▼
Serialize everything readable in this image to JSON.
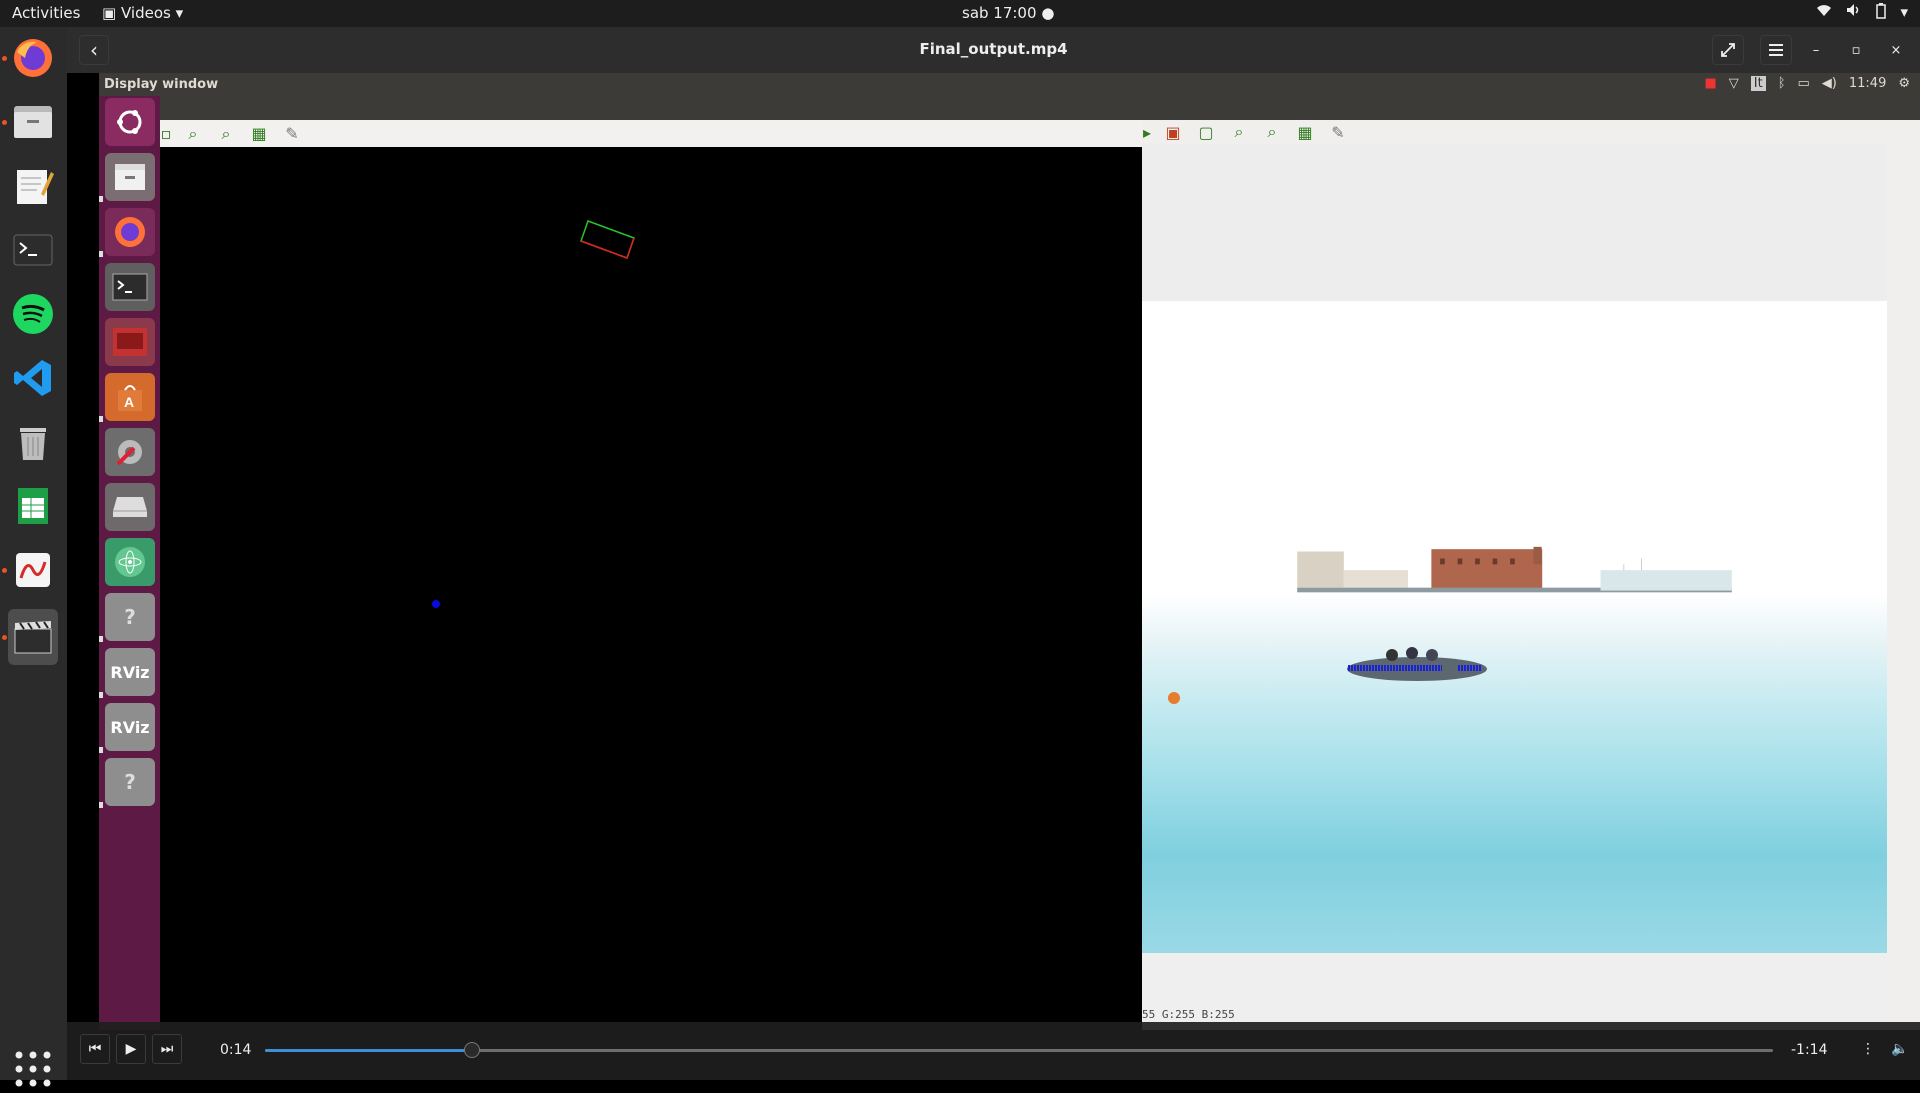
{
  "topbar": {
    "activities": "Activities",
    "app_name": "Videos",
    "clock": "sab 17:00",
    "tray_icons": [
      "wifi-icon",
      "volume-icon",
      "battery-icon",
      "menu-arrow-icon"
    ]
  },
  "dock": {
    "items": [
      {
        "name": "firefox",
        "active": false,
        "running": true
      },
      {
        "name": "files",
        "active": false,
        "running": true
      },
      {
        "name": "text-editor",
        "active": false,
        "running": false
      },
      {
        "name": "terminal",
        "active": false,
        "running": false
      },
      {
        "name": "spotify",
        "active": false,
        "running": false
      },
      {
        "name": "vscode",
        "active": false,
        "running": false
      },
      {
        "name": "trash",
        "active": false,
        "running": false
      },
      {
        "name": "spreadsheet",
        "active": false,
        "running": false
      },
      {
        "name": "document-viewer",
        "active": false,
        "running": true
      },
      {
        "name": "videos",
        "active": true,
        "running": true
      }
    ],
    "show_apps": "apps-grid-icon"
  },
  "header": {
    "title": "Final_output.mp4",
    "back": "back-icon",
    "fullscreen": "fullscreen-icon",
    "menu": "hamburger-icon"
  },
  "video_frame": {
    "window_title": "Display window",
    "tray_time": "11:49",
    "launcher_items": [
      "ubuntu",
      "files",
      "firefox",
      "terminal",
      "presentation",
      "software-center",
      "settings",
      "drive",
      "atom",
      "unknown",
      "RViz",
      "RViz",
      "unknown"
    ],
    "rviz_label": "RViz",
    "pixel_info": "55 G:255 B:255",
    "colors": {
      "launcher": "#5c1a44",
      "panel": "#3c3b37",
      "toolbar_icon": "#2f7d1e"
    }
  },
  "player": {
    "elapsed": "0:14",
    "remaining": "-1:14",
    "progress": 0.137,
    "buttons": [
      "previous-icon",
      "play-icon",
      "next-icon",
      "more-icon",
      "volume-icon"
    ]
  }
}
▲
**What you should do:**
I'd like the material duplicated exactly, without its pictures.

**Solution for this problem:**
Serialize everything readable in this image to JSON.
{
  "topbar": {
    "activities": "Activities",
    "app_name": "Videos",
    "clock": "sab 17:00",
    "tray_icons": [
      "wifi-icon",
      "volume-icon",
      "battery-icon",
      "menu-arrow-icon"
    ]
  },
  "dock": {
    "items": [
      {
        "name": "firefox",
        "active": false,
        "running": true
      },
      {
        "name": "files",
        "active": false,
        "running": true
      },
      {
        "name": "text-editor",
        "active": false,
        "running": false
      },
      {
        "name": "terminal",
        "active": false,
        "running": false
      },
      {
        "name": "spotify",
        "active": false,
        "running": false
      },
      {
        "name": "vscode",
        "active": false,
        "running": false
      },
      {
        "name": "trash",
        "active": false,
        "running": false
      },
      {
        "name": "spreadsheet",
        "active": false,
        "running": false
      },
      {
        "name": "document-viewer",
        "active": false,
        "running": true
      },
      {
        "name": "videos",
        "active": true,
        "running": true
      }
    ],
    "show_apps": "apps-grid-icon"
  },
  "header": {
    "title": "Final_output.mp4",
    "back": "back-icon",
    "fullscreen": "fullscreen-icon",
    "menu": "hamburger-icon"
  },
  "video_frame": {
    "window_title": "Display window",
    "tray_time": "11:49",
    "launcher_items": [
      "ubuntu",
      "files",
      "firefox",
      "terminal",
      "presentation",
      "software-center",
      "settings",
      "drive",
      "atom",
      "unknown",
      "RViz",
      "RViz",
      "unknown"
    ],
    "rviz_label": "RViz",
    "pixel_info": "55 G:255 B:255",
    "colors": {
      "launcher": "#5c1a44",
      "panel": "#3c3b37",
      "toolbar_icon": "#2f7d1e"
    }
  },
  "player": {
    "elapsed": "0:14",
    "remaining": "-1:14",
    "progress": 0.137,
    "buttons": [
      "previous-icon",
      "play-icon",
      "next-icon",
      "more-icon",
      "volume-icon"
    ]
  }
}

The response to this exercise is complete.